__WHAT YOU NEED TO DO__: Search the data for the string "down" and extract every line where it appears.

__DATA IN THIS EXERCISE__:
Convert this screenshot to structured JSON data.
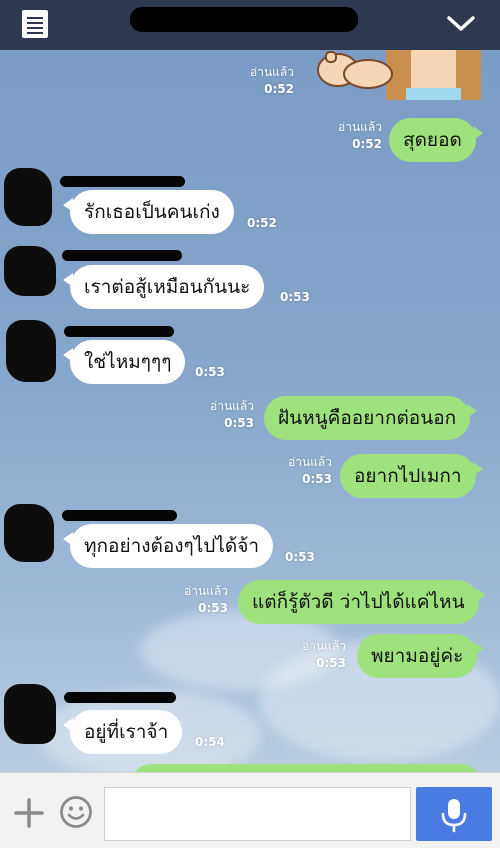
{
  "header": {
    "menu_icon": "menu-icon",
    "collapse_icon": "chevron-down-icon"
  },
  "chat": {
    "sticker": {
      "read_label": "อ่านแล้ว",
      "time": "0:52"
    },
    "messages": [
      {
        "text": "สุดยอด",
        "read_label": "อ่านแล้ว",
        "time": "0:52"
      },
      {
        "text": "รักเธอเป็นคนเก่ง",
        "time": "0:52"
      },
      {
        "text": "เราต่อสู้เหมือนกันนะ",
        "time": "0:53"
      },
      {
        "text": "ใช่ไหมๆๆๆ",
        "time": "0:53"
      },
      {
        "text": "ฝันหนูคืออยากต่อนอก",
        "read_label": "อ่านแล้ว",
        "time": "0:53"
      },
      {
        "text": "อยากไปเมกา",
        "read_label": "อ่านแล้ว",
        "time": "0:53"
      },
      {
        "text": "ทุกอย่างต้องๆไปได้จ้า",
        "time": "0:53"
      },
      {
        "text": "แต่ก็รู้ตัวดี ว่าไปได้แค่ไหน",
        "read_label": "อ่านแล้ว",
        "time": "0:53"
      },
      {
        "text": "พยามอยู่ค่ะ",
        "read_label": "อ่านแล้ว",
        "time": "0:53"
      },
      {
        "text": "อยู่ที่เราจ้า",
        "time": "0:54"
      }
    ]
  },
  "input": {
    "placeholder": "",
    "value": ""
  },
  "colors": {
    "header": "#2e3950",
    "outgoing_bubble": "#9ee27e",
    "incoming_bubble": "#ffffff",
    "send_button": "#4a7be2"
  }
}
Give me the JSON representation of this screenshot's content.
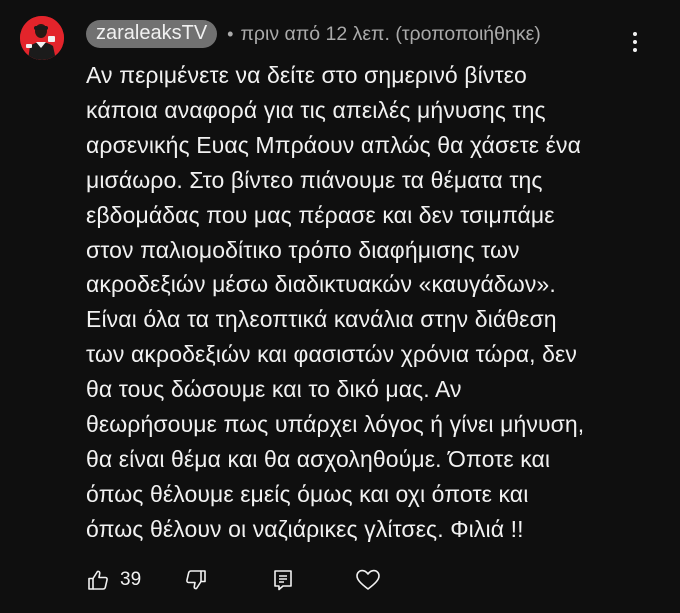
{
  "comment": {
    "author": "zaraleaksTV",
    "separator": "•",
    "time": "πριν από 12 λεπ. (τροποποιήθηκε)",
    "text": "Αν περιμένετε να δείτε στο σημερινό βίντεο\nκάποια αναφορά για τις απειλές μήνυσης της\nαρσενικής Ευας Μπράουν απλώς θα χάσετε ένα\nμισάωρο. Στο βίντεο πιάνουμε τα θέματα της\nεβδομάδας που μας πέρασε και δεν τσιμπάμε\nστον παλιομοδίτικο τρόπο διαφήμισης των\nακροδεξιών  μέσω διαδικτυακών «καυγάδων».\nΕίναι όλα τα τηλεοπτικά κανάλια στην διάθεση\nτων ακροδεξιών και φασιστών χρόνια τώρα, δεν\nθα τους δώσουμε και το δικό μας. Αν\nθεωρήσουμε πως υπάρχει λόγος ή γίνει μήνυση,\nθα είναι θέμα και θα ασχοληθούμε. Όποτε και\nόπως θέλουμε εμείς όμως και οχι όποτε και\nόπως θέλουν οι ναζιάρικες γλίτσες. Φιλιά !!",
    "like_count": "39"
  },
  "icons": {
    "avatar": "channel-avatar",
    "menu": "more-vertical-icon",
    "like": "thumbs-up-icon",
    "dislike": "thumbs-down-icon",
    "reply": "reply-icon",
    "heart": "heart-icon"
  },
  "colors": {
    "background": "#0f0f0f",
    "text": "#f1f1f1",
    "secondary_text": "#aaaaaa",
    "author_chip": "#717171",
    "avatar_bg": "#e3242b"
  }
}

__TASK OUTPUT__:
    "collapse_icon": "chevron-down-icon"
    "dislike": "thumbs-down-icon",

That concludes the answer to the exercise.